The perverse role of debt in feeling wealthy

March 3, 2012

I had the pleasure of meeting up with Abby Sussman of Princeton last night, who investigates the psychology of wealth - assets and liabilities. Her recent piece in Psychological Science sums it up well:

We studied the perception of wealth as a function of varying levels of assets and debt. We found that with total gross wealth held constant, people with positive net worth feel and are seen as wealthier when they have lower debt (despite having fewer assets). In contrast, people with equal but negative net worth feel and are considered wealthier when they have greater assets (despite having larger debt). This pattern persists in the perception of both the self and others.
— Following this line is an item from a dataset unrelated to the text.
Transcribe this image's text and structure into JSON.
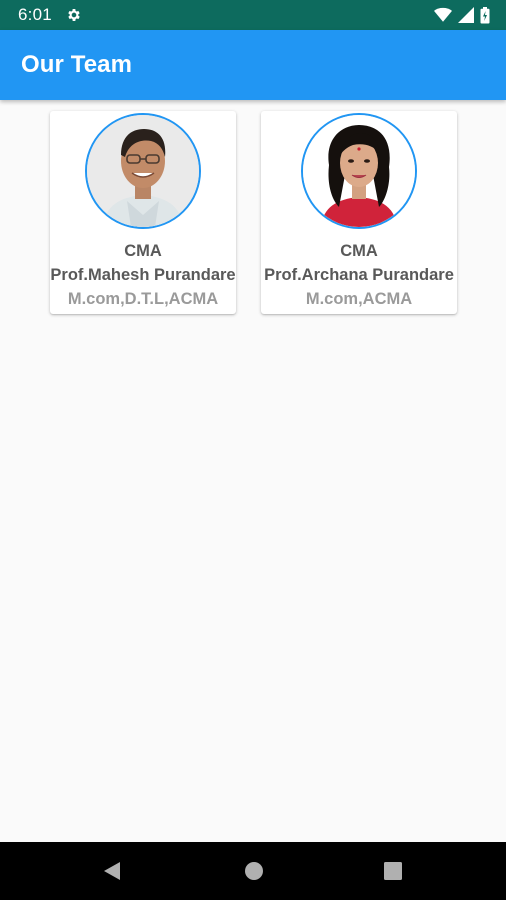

We explore consequences for the willingness to borrow and lend and briefly discuss the policy implications of these finding.


Here is a presentation laying it out. Get this:
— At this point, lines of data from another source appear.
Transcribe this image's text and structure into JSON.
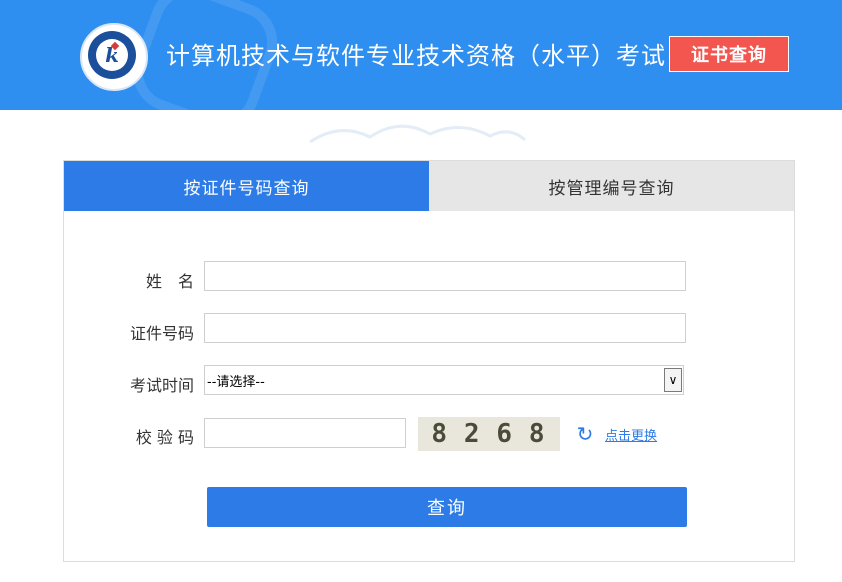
{
  "header": {
    "title": "计算机技术与软件专业技术资格（水平）考试",
    "cert_query_button": "证书查询",
    "logo_letter": "k",
    "bg_color": "#2f8ff0",
    "button_color": "#f2564e"
  },
  "tabs": [
    {
      "label": "按证件号码查询",
      "active": true
    },
    {
      "label": "按管理编号查询",
      "active": false
    }
  ],
  "form": {
    "name_label": "姓　名",
    "name_value": "",
    "id_label": "证件号码",
    "id_value": "",
    "exam_time_label": "考试时间",
    "exam_time_selected": "--请选择--",
    "captcha_label": "校 验 码",
    "captcha_value": "",
    "captcha_text": [
      "8",
      "2",
      "6",
      "8"
    ],
    "refresh_link": "点击更换",
    "submit_label": "查询"
  },
  "icons": {
    "refresh": "refresh-icon",
    "dropdown": "chevron-down-icon"
  }
}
Comparing two people in the black, 93% would rather have low debt and low assets. For people in red, 66% would rather have high debt and high assets. In playing the role of a loan officer, comparing the two profiles in the black, 75% would grant a loan to the person with low debt and low assets. For profiles in the red, 74% would grant the loan to the person with high debt and high assets.

So if we have positive net wealth, we are motivated to pay-down our debt, to feel and be considered wealthier. If we have negative net wealth (underwater home owners, ahem), we are motivated to take on more debt. And as outsiders, we apparently agree.